Films with a plot that go in sequential order from one title to the next, say Zombieland and then Zombieland: Double Tap. You can’t really watch a latter part of a series without seeing the earlier parts if you want to really understand it.
Star Wars: universe or series?
Disney’s fundamental mistake after the purchase of Lucasfilm was that they treated Star Wars like a series instead of a universe. While it’s true that much of the canon of Star Wars revolves around the story of the Skywalker family, under Disney, Skywalker or Skywalker-adjacent stories have been the exclusive focus of each and every film. Rogue One? About sending a message to Princess Leia that would lead to the events of the original Skywalker trilogy. Solo? A prequel to the original Skywalker trilogy. The scrapped Boba Fett movie? A spin-off about a character from the original Skywalker trilogy.
An unwillingness to expand the story is bound to lead to fatigue among audiences. Imagine if after Marvel saw that the first Iron Man film was a hit, the next four films were Iron Man: Origins, Iron Man 2, Iron Man: Young Iron Man, Iron Man 3, and then Iron Man: War Machine. The Marvel Cinematic Universe would have been dead before it even truly started, but that’s essentially what Disney planned for Star Wars.
Also important is that always sticking so closely to the old stories puts Star Wars at a box office disadvantage in international markets where the nostalgia for the original trilogy isn’t there. Many overseas audiences were curious about Star Wars when The Force Awakens came around, but they felt out of the loop and their curiosity dried up by the time The Last Jedi came out. See how much sharper the percentage drop in box office grosses from Force Awakens to Last Jedi was in newer-to-Star Wars markets like China and South Korea (66% and 67% respectively), compared to markets where the franchise has been well known since 1977 like the UK (32%) and the US/Canada (34%):
This is all despite Disney’s best and sometimes rather silly efforts to drum up interest in Star Wars in these new markets. For example, the studio commissioned a K-Pop group to make a song about lightsabers:
Or when they posed 500 stromtroopers on the Great Wall of China for a photo op:
No amount of stunts though can fix fundamental issues with a franchise.
It’s risky to expand from a series perspective to a universe one, but of all the studios one would think Disney would understand best that if you keep making great movies that audiences connect to, it doesn’t matter if you wade into some more obscure characters.
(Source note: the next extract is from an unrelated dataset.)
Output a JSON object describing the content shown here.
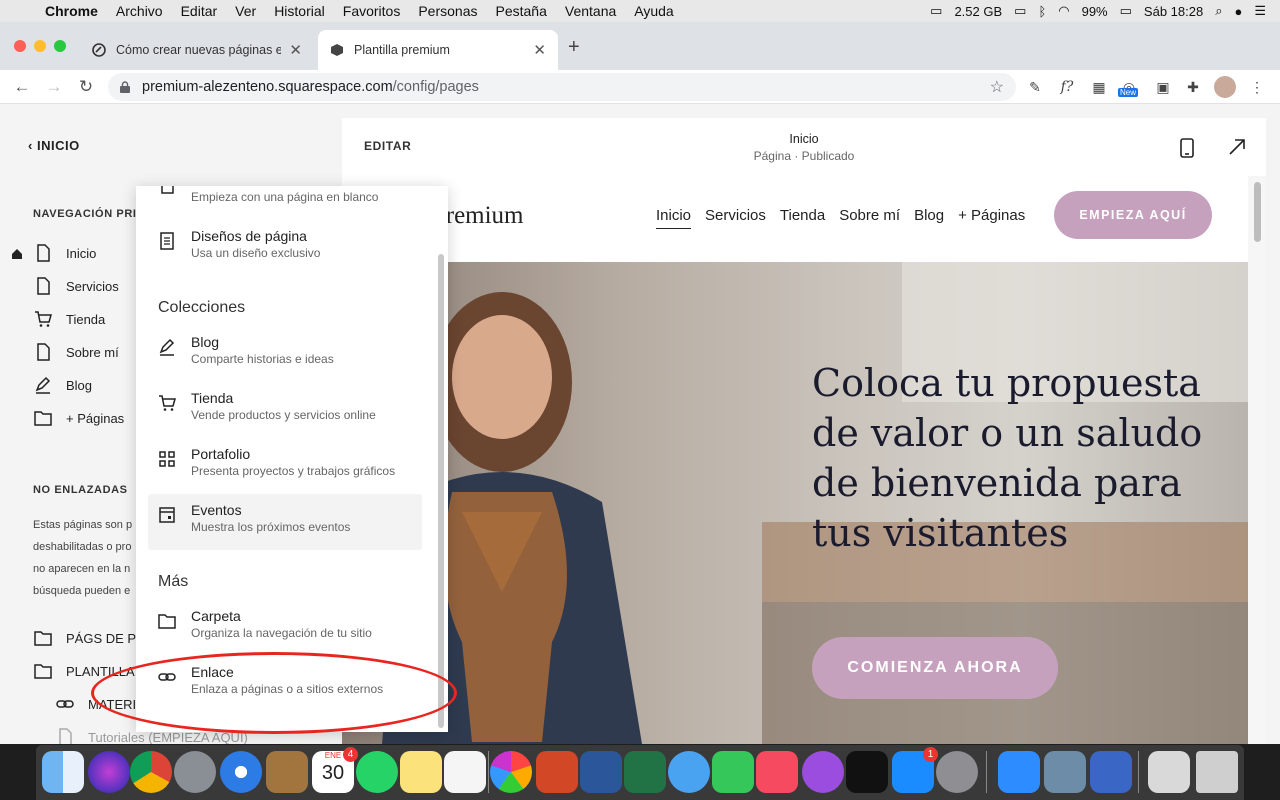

If Marvel Studios can make a film where two of the main characters are a tree and a talking raccoon be a hit, there’s no excuse for Star Wars to not venture a bit further from the Skywalkers.
Luckily it seems like Disney might be finally learning this lesson. It just took them four years and losing tens of millions of dollars to get it. The Mandalorian seems to be a good bit separated from the Skywalker side of the Star Wars universe at least from the information about the series that’s been released so far. The Benioff and Weiss trilogy, before they left the franchise, was rumored that it would explore the origins of the force. Johnson’s series was announced as taking place in an entirely separate part of the Star Wars universe as well.
Every Star Wars film famously starts with the same words – “a long time ago in a galaxy far, far away…” Under Disney, the variety of stories in that galaxy has been reduced in size to a speck. It’s time for the galaxy of Star Wars on the big screen to start truly feeling like the universe it is.